The Gilfeather Turnip is on the Slow Food USA Ark of Taste and is one of the featured vegetables in the Slow Food USA/Chefs Collaborative Foods at Risk/Renewing America’s Food Traditions (RAFT) Grow-out taking place in New England. Despite the attempts of developer John Gilfeather to guard his stock and keep propagation to himself, some seeds did make it off of his property, and a few farmers have continued to grow the Gilfeather Turnip after Mr. Gilfeather died.
The Gilfeather is an egg-shaped, rough-skinned root, but unlike its cousins, it has a mild taste that becomes sweet and a creamy white color after the first frost. While the hardy Gilfeather turnip does well in nearly any climate, this touch of frost contributes to its unusual taste and texture. Developed and named after John Gilfeather from Wardsboro, Vermont, this turnip is one of the state’s unique contributions to cold weather agriculture.

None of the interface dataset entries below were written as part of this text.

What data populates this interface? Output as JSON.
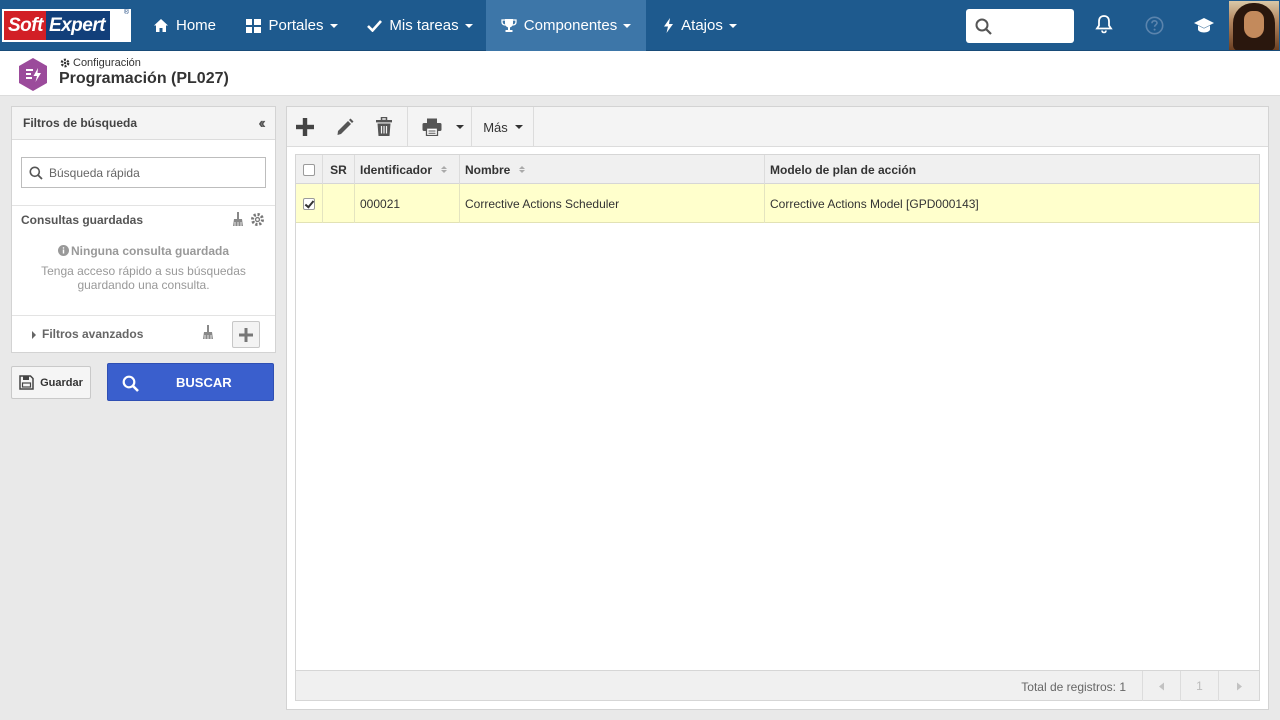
{
  "brand": {
    "part1": "Soft",
    "part2": "Expert",
    "reg": "®"
  },
  "nav": {
    "items": [
      {
        "label": "Home",
        "icon": "home-icon",
        "dropdown": false
      },
      {
        "label": "Portales",
        "icon": "grid-icon",
        "dropdown": true
      },
      {
        "label": "Mis tareas",
        "icon": "check-icon",
        "dropdown": true
      },
      {
        "label": "Componentes",
        "icon": "trophy-icon",
        "dropdown": true,
        "active": true
      },
      {
        "label": "Atajos",
        "icon": "bolt-icon",
        "dropdown": true
      }
    ],
    "search_placeholder": ""
  },
  "page": {
    "breadcrumb": "Configuración",
    "title": "Programación (PL027)"
  },
  "filters": {
    "title": "Filtros de búsqueda",
    "quick_search_placeholder": "Búsqueda rápida",
    "saved_title": "Consultas guardadas",
    "empty_title": "Ninguna consulta guardada",
    "empty_desc": "Tenga acceso rápido a sus búsquedas guardando una consulta.",
    "advanced_title": "Filtros avanzados",
    "save_label": "Guardar",
    "search_label": "BUSCAR"
  },
  "toolbar": {
    "more_label": "Más"
  },
  "grid": {
    "columns": [
      "SR",
      "Identificador",
      "Nombre",
      "Modelo de plan de acción"
    ],
    "rows": [
      {
        "checked": true,
        "sr": "",
        "id": "000021",
        "name": "Corrective Actions Scheduler",
        "model": "Corrective Actions Model [GPD000143]"
      }
    ],
    "total_label": "Total de registros: 1",
    "page": "1"
  },
  "colors": {
    "nav_bg": "#1e5a8e",
    "nav_active": "#3d76a8",
    "buscar_bg": "#3a5fcd",
    "selected_row": "#ffffcc",
    "logo_red": "#d21f26",
    "logo_blue": "#123f7a"
  }
}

Seeds are available from Fedco Seeds, whose site informs us that though the Gilfeather is called a turnip, it is, in fact, a rutabaga. They also say that the greens are tender (we all like a two-for-one vegetable when we can get one), it doesn’t become woody even at larger sizes, and, as mentioned above, tastes better after frost, which is handy as it matures late in the growing season. Why not try it out in your garden? And if not, be sure to be on the look-out for it at farmers markets and participating restaurants later in the year.